Karen McCarthy, OTD, OTR/L; Megan Chamberlain, OTS; Megan Chinn, OTS; Jennifer Pineda, OTS; Camille Santiago, OTS; Jamie Spitzer, OTS; Patricia Tran, OTS


Background: College students with invisible disabilities, including chronic pain, often experience difficulty engaging in social occupations, both on and off campus, because of stigma, misconceptions, or social exclusion. Previous research has examined the use of academic accommodations to address these concerns or focused on the physical barriers to participation, failing to address the psychosocial and holistic impact of pain. Chronic pain can affect a variety of occupations, including social participation, which is a significant occupation for college students. This research explores the lived experience of chronic pain for college students and the impact of pain on social participation from an occupational perspective.

Method: To fully understand the impact that chronic pain has on social engagement, the researchers employed a qualitative phenomenological approach using semi-structured interviews to explore the lived experiences of 15 college students with chronic pain.

Results: Four main themes were identified: personality and chronic pain, stigma, the “domino effect,” and self-awareness.
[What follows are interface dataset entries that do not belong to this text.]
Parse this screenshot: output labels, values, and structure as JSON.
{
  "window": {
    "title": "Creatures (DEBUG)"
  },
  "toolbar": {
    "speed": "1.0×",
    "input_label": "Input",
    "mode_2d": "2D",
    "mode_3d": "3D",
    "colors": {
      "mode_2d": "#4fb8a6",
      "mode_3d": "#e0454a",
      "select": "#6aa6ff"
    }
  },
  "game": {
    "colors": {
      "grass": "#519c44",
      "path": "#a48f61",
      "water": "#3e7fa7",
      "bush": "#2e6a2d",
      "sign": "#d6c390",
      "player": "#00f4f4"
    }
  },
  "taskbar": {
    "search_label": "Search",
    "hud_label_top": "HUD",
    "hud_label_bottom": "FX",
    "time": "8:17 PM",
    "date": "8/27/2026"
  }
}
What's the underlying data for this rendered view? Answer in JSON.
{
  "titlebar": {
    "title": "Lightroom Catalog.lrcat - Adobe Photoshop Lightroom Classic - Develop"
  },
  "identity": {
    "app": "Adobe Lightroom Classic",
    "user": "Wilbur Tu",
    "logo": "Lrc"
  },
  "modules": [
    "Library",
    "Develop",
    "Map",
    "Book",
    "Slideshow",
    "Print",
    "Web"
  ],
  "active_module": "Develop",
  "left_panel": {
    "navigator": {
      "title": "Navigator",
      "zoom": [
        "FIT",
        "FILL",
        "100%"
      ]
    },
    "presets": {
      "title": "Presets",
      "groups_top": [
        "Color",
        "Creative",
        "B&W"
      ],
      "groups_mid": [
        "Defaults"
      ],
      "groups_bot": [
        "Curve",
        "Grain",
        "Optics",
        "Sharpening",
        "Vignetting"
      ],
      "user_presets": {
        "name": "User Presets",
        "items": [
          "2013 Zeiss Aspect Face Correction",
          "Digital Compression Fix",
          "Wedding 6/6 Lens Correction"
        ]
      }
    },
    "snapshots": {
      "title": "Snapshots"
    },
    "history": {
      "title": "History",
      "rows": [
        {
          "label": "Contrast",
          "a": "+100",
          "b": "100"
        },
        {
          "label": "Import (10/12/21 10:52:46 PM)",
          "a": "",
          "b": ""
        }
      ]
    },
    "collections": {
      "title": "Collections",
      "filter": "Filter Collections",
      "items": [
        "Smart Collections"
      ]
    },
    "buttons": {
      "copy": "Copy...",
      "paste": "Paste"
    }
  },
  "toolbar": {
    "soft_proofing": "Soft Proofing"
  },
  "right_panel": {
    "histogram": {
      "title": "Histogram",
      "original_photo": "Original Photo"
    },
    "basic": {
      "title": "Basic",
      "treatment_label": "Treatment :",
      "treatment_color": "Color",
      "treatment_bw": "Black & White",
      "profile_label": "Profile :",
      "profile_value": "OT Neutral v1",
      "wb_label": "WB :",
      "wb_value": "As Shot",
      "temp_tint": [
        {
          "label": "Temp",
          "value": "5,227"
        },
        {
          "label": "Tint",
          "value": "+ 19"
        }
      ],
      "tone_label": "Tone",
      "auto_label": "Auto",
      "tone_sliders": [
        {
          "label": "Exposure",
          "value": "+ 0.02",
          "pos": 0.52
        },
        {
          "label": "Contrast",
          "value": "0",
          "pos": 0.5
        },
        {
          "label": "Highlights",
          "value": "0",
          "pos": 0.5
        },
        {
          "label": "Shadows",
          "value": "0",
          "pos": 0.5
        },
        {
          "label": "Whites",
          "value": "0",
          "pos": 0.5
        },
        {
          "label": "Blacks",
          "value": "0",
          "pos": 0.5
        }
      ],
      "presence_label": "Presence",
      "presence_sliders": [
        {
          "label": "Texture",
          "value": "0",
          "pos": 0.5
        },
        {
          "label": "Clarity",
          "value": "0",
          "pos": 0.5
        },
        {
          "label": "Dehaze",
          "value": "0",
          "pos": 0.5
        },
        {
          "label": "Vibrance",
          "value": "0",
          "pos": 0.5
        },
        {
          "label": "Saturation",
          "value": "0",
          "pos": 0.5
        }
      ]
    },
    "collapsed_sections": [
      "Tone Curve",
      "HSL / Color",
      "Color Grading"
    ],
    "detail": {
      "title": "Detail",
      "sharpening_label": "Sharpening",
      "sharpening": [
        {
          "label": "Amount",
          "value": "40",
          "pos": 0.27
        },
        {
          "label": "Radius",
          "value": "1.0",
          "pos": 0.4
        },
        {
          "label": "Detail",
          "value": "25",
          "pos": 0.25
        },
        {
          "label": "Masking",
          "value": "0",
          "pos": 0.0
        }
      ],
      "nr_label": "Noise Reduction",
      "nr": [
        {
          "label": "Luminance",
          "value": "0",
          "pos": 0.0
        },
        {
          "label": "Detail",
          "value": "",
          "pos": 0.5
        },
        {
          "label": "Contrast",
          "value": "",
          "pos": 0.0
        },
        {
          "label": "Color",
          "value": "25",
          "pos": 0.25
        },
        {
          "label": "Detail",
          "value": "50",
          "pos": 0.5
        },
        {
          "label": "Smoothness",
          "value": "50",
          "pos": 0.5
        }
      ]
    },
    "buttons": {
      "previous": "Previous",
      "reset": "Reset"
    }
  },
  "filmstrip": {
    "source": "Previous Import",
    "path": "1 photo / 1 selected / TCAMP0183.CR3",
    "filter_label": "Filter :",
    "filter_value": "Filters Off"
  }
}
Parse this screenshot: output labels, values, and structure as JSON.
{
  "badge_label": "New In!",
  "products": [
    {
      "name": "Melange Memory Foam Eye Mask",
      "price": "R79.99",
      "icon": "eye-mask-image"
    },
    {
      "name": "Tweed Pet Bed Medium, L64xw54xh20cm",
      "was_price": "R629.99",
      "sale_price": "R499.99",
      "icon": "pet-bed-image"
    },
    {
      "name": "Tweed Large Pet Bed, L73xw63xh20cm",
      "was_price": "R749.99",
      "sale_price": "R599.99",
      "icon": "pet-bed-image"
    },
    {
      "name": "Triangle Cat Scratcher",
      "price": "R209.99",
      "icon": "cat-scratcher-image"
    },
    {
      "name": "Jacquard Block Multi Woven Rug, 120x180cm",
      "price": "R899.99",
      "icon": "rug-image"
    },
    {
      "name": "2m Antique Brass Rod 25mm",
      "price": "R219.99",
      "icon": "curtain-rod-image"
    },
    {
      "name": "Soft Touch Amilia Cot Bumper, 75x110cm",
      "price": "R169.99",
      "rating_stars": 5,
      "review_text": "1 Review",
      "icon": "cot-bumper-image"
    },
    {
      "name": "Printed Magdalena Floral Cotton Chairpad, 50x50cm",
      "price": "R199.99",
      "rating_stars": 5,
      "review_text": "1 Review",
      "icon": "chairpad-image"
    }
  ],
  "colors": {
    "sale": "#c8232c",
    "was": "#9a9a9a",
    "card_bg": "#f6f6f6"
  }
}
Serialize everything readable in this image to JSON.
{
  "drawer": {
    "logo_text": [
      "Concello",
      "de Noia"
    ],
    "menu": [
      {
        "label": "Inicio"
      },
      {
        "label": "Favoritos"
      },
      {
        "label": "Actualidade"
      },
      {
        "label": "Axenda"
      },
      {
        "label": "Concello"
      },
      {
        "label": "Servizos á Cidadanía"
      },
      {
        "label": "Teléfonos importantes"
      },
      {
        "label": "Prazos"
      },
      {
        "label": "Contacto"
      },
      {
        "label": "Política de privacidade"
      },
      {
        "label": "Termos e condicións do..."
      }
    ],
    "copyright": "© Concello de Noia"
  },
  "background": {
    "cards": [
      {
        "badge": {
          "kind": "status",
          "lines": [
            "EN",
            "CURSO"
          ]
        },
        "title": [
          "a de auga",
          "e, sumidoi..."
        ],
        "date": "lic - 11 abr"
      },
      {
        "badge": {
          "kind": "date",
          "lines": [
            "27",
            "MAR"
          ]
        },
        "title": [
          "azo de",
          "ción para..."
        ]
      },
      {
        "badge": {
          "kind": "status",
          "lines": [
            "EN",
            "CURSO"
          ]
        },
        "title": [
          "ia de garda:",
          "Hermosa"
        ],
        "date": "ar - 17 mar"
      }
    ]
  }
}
College students with chronic pain were able to push through the pain using coping strategies, pain management, and adaptations to promote social engagement.

Conclusion: By understanding the lived experiences of college students with chronic pain, occupational therapists can engage in an open dialogue with clients about the holistic nature of their pain and collaborate with them to create strategies to curtail occupational injustice and promote engagement in meaningful social occupation.


The authors report no potential conflicts of interest.